== Listed entries ==
*****

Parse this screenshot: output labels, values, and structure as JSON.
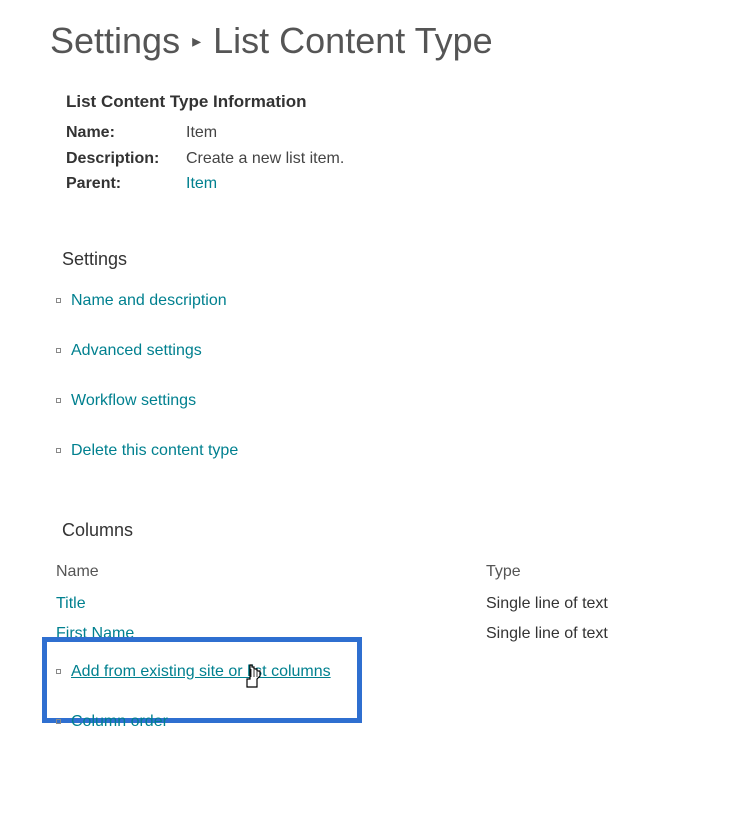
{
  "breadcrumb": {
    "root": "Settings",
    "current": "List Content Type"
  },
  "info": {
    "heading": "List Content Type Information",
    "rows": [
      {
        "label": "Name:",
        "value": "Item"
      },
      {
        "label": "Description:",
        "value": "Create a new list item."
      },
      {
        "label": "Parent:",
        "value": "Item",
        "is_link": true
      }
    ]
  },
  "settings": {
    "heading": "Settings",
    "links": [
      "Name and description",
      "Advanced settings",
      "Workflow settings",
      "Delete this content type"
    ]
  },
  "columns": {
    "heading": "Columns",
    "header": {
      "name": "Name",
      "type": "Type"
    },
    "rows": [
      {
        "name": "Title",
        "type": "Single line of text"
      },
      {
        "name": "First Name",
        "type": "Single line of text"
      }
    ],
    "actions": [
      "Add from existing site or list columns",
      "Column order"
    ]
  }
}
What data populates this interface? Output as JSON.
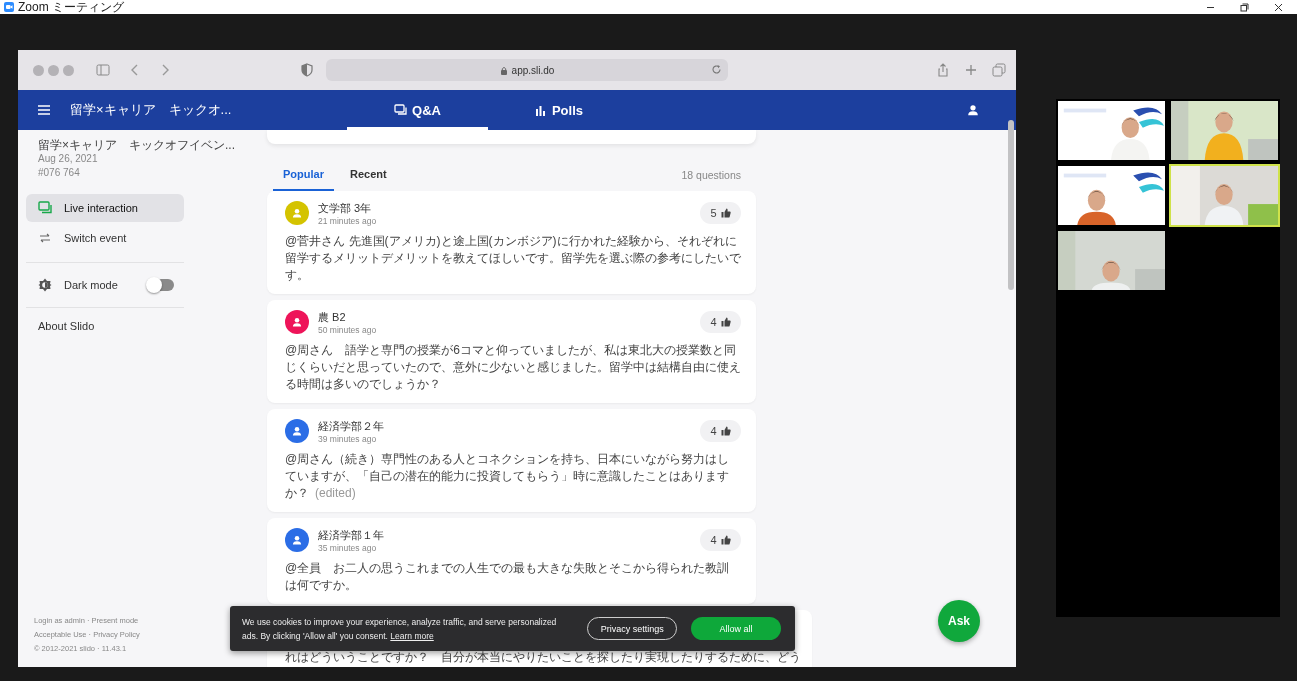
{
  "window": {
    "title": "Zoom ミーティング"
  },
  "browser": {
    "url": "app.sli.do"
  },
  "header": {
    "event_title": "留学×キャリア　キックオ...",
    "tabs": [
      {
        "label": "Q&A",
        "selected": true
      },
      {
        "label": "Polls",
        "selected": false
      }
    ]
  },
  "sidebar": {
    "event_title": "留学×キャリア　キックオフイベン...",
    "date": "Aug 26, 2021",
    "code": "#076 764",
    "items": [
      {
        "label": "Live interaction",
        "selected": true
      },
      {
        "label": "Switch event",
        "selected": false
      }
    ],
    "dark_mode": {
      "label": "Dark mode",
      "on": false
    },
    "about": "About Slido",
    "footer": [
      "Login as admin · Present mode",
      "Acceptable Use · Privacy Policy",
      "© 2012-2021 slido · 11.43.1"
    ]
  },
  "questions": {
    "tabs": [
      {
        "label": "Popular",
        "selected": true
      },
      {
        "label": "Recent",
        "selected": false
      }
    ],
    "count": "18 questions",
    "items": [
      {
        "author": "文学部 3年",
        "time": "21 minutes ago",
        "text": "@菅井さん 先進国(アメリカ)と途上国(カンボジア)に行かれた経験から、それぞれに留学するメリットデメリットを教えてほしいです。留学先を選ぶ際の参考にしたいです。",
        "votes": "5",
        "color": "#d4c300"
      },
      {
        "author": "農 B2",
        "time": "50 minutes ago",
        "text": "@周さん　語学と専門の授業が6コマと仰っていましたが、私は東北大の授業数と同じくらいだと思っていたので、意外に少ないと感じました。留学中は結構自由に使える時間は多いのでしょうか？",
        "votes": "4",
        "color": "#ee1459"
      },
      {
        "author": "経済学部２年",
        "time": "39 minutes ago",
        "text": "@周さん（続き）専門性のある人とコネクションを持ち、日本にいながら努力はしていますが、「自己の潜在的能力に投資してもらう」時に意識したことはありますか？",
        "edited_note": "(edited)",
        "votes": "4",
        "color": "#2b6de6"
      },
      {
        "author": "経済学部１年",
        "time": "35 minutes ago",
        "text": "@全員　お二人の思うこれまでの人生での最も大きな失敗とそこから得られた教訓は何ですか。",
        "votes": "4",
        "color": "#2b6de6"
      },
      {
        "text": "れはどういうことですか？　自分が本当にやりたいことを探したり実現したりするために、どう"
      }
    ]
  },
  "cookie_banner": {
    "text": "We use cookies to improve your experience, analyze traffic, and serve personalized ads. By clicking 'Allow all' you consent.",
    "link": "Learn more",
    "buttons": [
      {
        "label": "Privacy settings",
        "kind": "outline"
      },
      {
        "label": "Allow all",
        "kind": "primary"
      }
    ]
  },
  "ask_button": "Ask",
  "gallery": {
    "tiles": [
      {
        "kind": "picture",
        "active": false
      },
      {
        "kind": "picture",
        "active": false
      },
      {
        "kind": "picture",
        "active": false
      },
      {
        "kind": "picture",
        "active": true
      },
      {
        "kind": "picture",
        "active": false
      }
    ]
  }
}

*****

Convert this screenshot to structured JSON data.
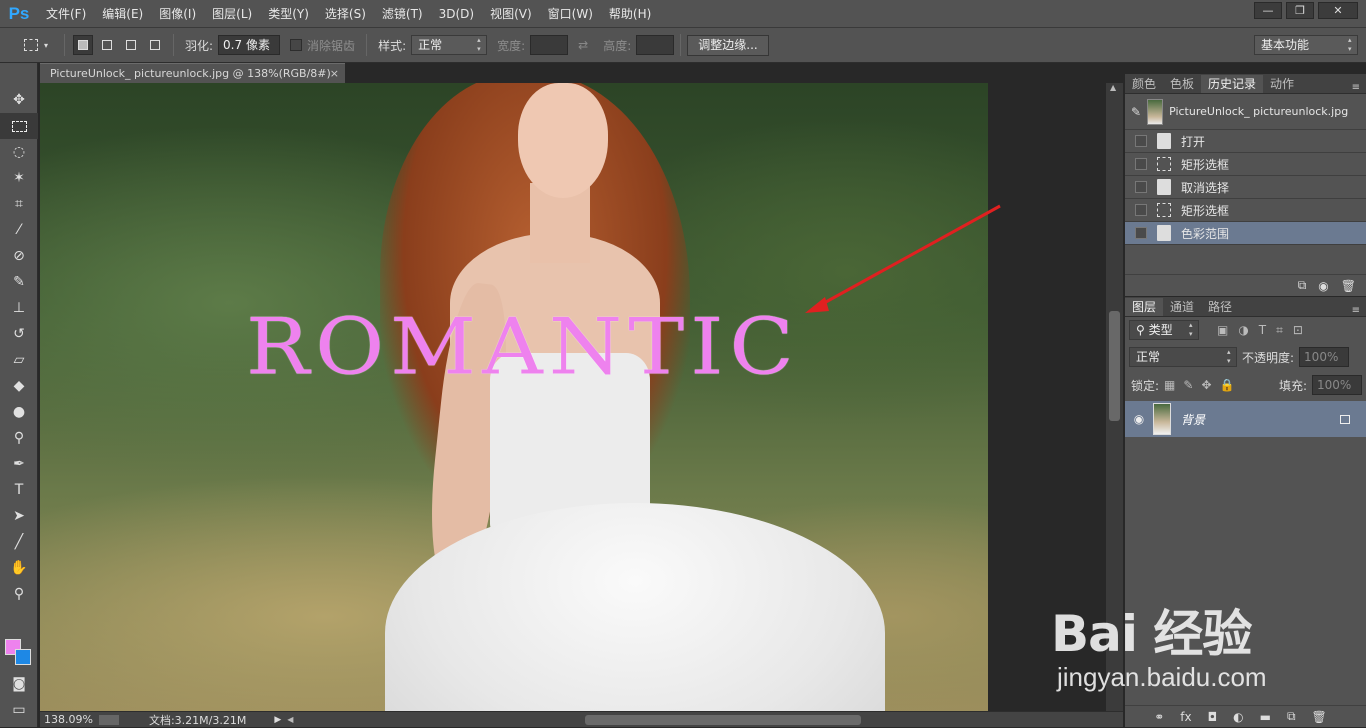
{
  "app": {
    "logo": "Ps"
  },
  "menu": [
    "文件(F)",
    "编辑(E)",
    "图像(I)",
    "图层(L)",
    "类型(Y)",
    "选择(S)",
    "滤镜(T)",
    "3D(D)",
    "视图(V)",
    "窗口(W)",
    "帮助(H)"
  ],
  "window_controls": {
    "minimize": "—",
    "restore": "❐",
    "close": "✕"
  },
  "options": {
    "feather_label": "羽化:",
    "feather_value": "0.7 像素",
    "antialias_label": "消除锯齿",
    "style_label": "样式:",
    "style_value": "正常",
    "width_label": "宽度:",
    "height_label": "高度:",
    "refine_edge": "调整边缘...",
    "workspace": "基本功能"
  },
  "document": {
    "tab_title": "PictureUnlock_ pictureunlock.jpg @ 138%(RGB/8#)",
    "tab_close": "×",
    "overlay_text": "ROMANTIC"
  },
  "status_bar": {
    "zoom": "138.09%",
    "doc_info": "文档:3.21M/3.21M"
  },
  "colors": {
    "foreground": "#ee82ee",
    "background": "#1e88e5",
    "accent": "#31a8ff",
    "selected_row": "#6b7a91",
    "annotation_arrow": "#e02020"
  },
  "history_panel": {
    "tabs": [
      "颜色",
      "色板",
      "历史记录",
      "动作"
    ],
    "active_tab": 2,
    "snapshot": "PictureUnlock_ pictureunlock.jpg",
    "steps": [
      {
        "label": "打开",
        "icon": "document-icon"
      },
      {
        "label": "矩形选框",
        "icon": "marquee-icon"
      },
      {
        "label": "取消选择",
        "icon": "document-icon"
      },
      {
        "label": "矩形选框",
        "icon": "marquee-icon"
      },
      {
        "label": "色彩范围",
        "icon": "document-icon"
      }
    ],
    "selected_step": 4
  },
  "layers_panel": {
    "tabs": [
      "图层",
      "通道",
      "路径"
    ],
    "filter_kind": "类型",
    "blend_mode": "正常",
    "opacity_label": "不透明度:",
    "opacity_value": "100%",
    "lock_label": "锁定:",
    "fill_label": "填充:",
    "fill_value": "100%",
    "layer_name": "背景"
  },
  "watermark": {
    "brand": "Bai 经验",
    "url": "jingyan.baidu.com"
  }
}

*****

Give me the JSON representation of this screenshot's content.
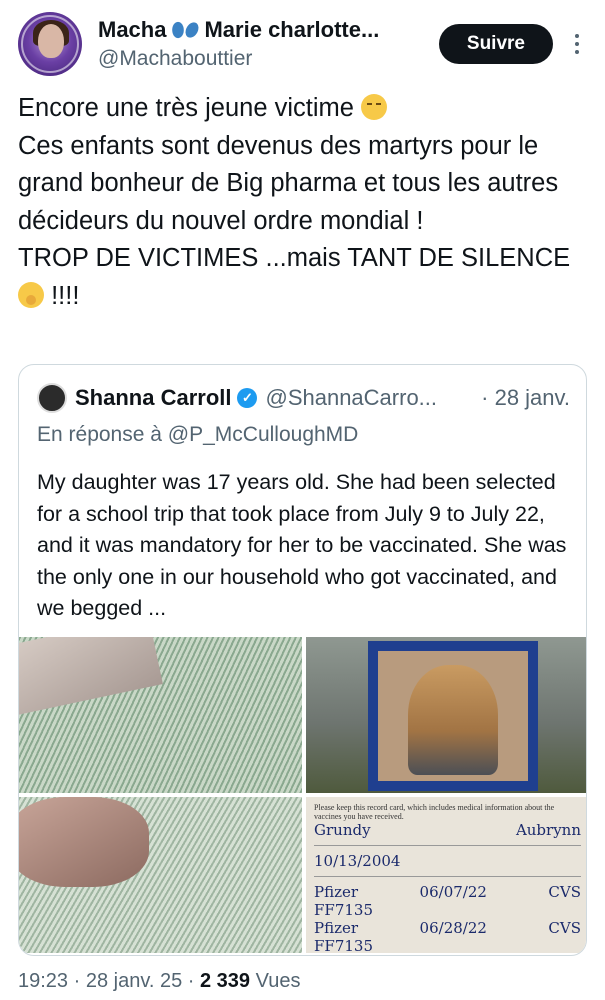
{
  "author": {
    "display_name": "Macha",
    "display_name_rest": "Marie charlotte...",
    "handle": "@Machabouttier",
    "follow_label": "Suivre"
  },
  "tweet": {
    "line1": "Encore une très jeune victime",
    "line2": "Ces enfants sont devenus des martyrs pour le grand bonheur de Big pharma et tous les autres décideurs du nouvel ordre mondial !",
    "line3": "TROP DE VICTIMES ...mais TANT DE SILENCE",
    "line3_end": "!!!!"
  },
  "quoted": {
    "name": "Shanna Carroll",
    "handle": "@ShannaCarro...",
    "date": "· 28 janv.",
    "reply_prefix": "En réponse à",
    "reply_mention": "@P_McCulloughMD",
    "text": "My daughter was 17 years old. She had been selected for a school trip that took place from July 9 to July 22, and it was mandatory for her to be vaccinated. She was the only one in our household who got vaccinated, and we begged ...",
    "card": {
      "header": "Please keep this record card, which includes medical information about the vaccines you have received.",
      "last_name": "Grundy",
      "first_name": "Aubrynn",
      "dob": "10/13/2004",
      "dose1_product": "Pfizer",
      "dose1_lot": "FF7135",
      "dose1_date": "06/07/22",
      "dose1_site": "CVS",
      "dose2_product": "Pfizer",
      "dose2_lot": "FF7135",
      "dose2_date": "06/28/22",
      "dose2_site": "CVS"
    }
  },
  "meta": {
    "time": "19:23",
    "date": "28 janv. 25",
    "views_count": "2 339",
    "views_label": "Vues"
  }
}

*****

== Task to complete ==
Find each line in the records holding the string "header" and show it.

== Task output ==
    "header": {
  "header": {
      "header": "Please keep this record card, which includes medical information about the vaccines you have received.",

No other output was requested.